┏━━
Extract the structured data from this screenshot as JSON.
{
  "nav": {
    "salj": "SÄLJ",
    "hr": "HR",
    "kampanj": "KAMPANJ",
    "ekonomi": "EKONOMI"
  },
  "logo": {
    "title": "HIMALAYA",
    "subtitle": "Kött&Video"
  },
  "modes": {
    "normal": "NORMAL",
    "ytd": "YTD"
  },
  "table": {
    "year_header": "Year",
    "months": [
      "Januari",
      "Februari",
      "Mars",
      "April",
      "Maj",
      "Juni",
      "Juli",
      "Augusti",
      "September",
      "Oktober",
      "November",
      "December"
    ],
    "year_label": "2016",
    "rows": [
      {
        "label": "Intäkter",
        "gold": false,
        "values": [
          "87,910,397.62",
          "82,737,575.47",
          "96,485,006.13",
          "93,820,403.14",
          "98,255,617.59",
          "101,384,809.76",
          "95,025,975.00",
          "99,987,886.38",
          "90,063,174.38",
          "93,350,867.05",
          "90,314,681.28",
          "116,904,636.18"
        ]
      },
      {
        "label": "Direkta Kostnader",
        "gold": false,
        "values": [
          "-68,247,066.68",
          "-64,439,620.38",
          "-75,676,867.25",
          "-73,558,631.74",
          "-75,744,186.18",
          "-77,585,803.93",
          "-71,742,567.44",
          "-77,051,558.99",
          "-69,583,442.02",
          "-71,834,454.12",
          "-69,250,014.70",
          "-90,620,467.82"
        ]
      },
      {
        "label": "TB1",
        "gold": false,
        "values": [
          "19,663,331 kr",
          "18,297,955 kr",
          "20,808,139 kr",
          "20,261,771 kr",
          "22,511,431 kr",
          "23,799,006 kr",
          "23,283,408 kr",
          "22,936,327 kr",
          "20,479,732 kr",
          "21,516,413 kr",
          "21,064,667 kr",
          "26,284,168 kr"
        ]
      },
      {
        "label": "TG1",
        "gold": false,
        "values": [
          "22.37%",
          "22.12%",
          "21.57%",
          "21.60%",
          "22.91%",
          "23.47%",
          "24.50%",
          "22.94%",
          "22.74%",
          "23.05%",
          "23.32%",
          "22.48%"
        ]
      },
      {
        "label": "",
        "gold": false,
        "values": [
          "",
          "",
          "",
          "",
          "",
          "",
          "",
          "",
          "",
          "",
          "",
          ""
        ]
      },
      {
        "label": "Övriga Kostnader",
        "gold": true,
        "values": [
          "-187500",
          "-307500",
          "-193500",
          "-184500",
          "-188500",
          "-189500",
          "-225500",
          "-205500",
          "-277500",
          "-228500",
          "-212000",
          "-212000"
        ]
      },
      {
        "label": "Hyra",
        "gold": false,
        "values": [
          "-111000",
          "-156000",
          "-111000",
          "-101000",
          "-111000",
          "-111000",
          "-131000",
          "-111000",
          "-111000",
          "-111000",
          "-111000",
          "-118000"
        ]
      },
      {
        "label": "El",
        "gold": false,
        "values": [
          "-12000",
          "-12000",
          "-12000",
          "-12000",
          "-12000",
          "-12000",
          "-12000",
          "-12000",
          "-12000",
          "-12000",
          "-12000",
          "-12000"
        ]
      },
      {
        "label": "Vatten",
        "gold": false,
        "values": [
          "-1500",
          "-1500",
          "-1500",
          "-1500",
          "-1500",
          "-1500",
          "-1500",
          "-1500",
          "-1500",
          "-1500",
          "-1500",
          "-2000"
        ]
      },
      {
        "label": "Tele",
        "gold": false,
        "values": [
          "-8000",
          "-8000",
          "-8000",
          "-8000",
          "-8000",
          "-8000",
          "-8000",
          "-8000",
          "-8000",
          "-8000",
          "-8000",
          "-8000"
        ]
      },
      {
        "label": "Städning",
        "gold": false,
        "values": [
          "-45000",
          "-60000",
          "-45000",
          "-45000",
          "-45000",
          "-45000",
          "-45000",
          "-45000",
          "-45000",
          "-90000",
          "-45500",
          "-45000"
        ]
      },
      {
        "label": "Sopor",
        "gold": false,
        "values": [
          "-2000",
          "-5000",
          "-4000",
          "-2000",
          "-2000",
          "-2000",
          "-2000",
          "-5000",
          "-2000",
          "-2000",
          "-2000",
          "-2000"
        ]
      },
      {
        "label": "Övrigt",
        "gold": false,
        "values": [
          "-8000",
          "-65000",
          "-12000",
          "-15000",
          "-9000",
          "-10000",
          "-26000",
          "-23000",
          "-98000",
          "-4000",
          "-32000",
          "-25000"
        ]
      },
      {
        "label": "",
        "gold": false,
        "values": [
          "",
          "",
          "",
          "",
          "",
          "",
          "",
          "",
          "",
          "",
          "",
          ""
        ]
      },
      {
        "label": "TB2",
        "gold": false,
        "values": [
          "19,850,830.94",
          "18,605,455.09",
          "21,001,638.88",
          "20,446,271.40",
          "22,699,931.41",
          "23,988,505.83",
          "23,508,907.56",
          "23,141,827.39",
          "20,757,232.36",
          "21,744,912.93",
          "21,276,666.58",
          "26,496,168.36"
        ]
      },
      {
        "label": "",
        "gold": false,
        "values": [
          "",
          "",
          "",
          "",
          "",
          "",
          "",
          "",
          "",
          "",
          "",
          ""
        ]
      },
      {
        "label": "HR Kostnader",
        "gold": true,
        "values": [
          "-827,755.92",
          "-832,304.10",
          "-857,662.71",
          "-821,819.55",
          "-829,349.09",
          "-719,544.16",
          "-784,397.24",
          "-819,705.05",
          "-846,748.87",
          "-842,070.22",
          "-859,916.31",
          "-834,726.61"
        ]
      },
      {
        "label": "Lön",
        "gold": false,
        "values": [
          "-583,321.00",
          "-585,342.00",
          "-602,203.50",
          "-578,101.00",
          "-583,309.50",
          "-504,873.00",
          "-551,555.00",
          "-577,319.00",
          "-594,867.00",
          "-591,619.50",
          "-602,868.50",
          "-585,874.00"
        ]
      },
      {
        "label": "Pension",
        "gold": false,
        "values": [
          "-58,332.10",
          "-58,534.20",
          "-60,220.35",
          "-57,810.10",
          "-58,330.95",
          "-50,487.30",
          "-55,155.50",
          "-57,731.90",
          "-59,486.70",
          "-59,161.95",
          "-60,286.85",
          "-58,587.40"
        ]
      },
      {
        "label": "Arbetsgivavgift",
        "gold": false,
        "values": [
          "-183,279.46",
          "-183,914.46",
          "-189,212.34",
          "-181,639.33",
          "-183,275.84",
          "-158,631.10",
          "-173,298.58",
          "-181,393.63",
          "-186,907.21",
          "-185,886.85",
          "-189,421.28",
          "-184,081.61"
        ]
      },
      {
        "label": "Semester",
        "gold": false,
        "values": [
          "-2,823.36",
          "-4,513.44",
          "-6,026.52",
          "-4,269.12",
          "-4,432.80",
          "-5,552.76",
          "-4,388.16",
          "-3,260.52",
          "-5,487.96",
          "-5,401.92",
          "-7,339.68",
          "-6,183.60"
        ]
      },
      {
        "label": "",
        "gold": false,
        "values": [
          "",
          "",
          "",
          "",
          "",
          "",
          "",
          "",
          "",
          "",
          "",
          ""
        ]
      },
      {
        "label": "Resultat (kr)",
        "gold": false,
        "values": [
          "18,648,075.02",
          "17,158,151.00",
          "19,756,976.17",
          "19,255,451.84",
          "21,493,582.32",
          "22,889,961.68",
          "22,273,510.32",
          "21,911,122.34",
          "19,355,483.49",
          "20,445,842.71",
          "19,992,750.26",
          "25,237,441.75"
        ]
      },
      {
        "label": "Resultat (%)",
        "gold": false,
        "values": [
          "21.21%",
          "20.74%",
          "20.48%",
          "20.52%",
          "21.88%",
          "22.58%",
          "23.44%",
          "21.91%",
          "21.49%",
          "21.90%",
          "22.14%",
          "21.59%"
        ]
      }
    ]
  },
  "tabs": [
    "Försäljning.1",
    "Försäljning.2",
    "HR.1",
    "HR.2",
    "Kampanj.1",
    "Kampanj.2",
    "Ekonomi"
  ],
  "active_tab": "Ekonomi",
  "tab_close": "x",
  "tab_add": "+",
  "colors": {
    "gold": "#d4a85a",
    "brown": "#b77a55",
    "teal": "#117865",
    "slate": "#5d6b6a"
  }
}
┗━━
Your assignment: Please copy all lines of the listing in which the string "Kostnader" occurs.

Answer section:
        "label": "Direkta Kostnader",
        "label": "Övriga Kostnader",
        "label": "HR Kostnader",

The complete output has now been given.